Where an image occurs, skip it and print the rest of the records verbatim.

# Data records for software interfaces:
+++

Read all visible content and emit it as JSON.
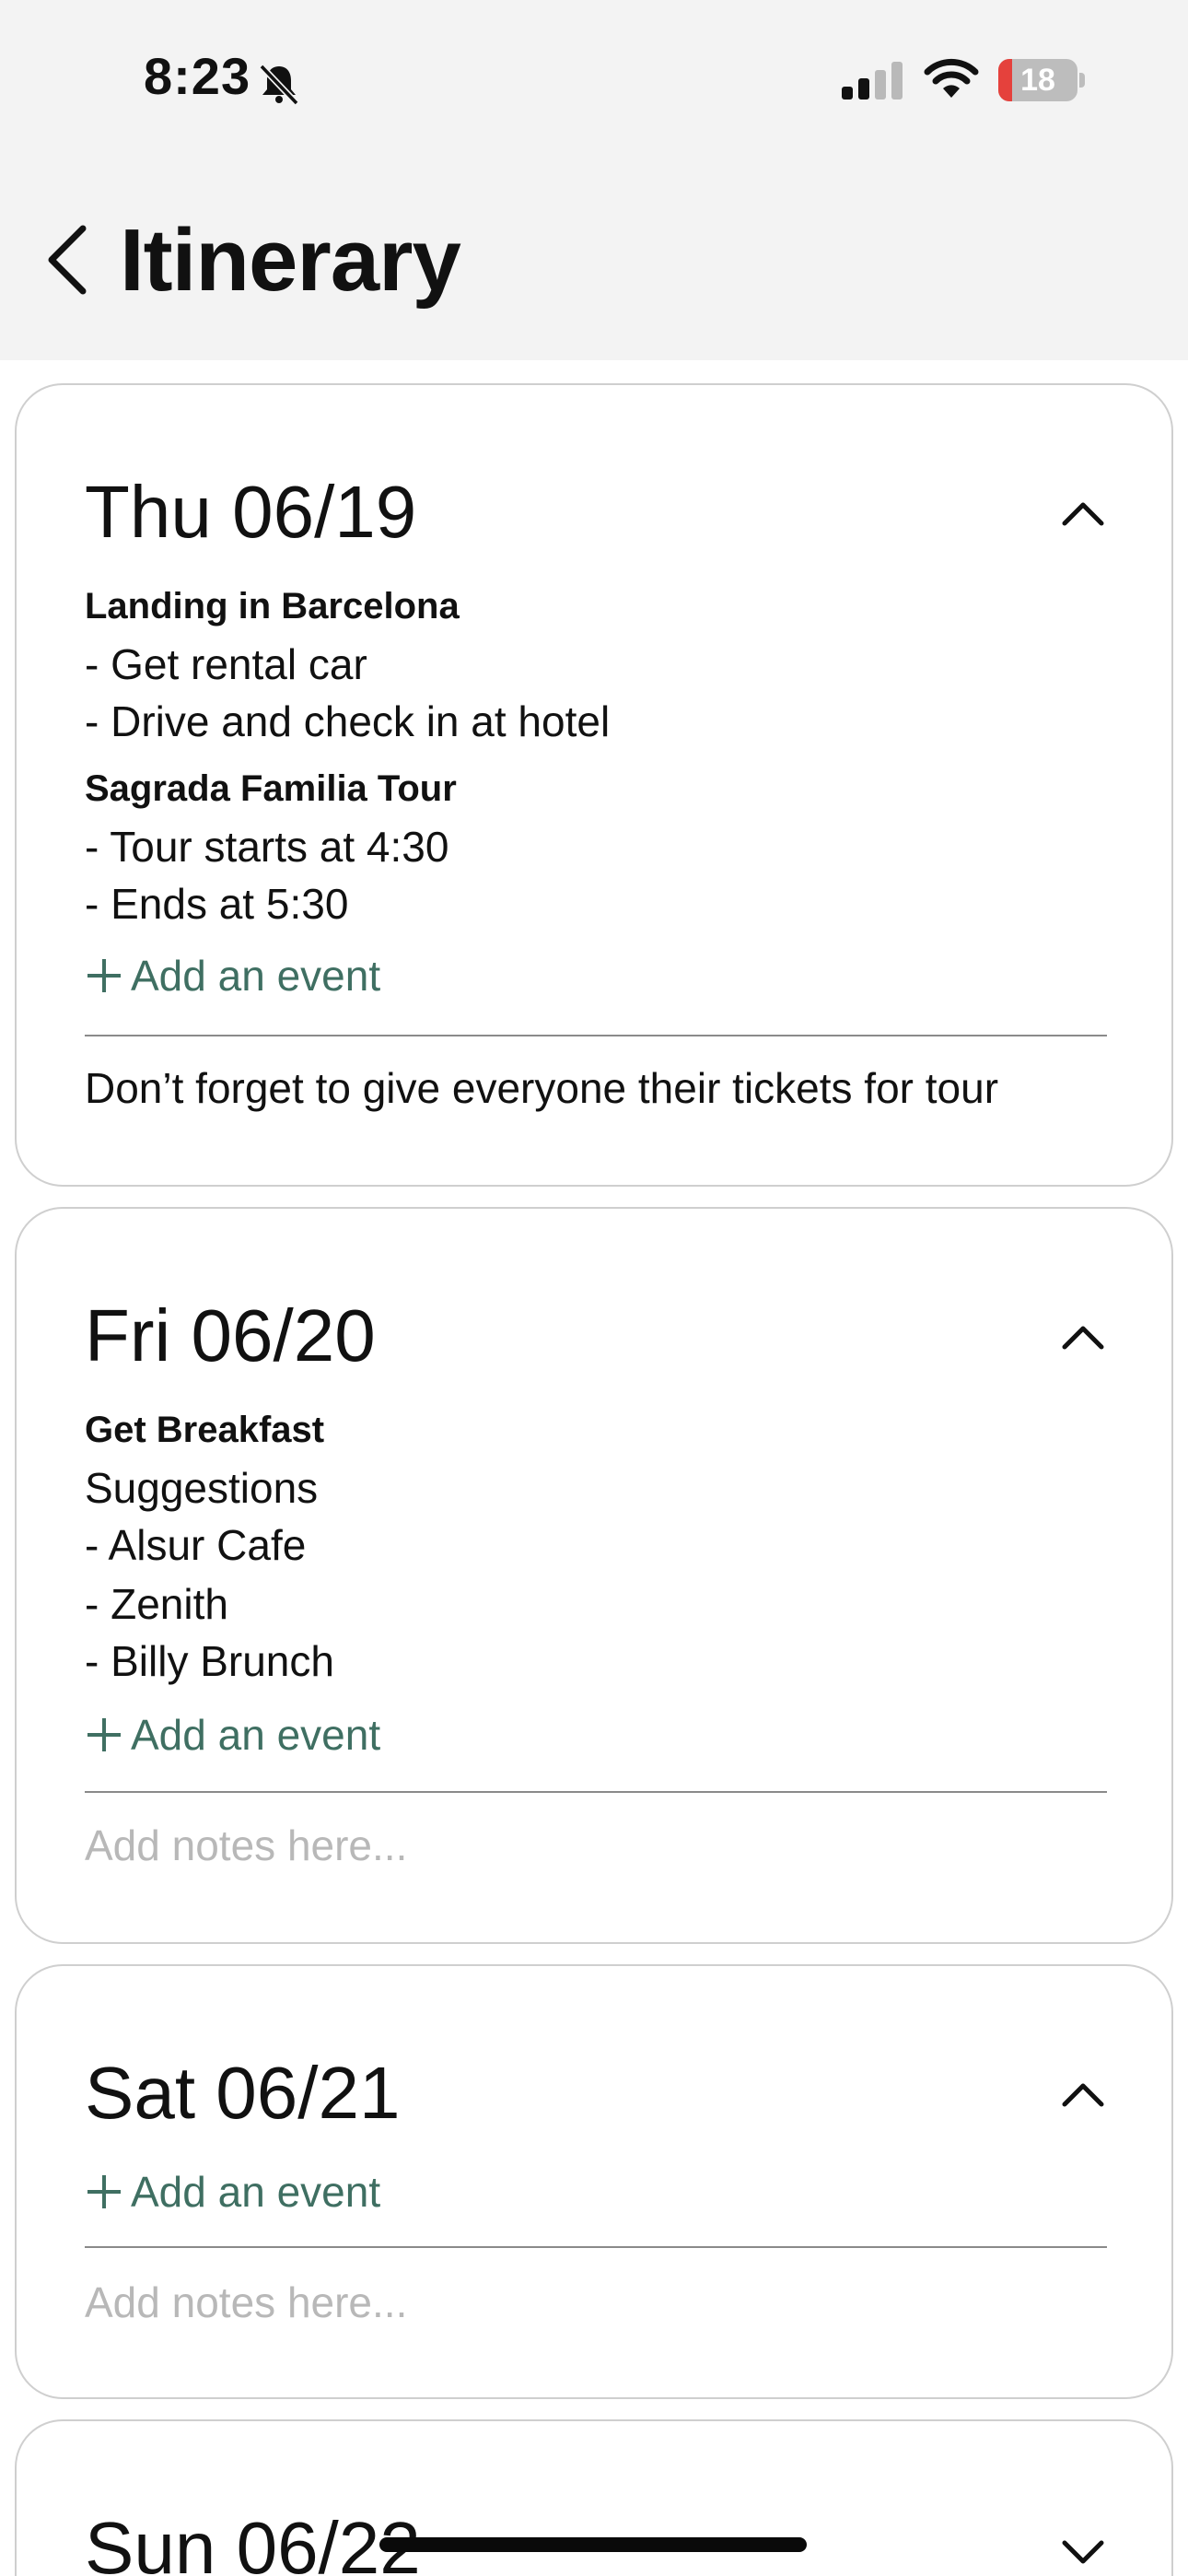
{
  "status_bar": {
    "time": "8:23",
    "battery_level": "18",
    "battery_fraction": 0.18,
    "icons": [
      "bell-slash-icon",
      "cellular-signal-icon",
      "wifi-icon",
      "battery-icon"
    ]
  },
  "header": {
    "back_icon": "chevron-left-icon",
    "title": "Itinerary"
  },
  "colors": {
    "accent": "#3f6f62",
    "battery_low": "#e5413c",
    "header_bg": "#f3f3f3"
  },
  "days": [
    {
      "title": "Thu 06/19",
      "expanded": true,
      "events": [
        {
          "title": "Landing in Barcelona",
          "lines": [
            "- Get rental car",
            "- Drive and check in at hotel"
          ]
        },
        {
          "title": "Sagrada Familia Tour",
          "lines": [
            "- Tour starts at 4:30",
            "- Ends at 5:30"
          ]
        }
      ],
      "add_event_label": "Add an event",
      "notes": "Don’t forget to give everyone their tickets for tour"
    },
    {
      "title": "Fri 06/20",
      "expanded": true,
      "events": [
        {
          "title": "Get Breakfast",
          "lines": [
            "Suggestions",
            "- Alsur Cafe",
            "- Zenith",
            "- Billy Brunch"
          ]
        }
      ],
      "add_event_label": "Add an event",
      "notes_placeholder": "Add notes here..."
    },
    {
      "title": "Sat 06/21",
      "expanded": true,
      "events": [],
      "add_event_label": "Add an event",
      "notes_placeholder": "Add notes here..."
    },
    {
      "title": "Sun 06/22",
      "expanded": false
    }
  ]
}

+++

# Response to this exercise:
Read all visible content and emit it as JSON.
{
  "status_bar": {
    "time": "8:23",
    "battery_level": "18",
    "battery_fraction": 0.18,
    "icons": [
      "bell-slash-icon",
      "cellular-signal-icon",
      "wifi-icon",
      "battery-icon"
    ]
  },
  "header": {
    "back_icon": "chevron-left-icon",
    "title": "Itinerary"
  },
  "colors": {
    "accent": "#3f6f62",
    "battery_low": "#e5413c",
    "header_bg": "#f3f3f3"
  },
  "days": [
    {
      "title": "Thu 06/19",
      "expanded": true,
      "events": [
        {
          "title": "Landing in Barcelona",
          "lines": [
            "- Get rental car",
            "- Drive and check in at hotel"
          ]
        },
        {
          "title": "Sagrada Familia Tour",
          "lines": [
            "- Tour starts at 4:30",
            "- Ends at 5:30"
          ]
        }
      ],
      "add_event_label": "Add an event",
      "notes": "Don’t forget to give everyone their tickets for tour"
    },
    {
      "title": "Fri 06/20",
      "expanded": true,
      "events": [
        {
          "title": "Get Breakfast",
          "lines": [
            "Suggestions",
            "- Alsur Cafe",
            "- Zenith",
            "- Billy Brunch"
          ]
        }
      ],
      "add_event_label": "Add an event",
      "notes_placeholder": "Add notes here..."
    },
    {
      "title": "Sat 06/21",
      "expanded": true,
      "events": [],
      "add_event_label": "Add an event",
      "notes_placeholder": "Add notes here..."
    },
    {
      "title": "Sun 06/22",
      "expanded": false
    }
  ]
}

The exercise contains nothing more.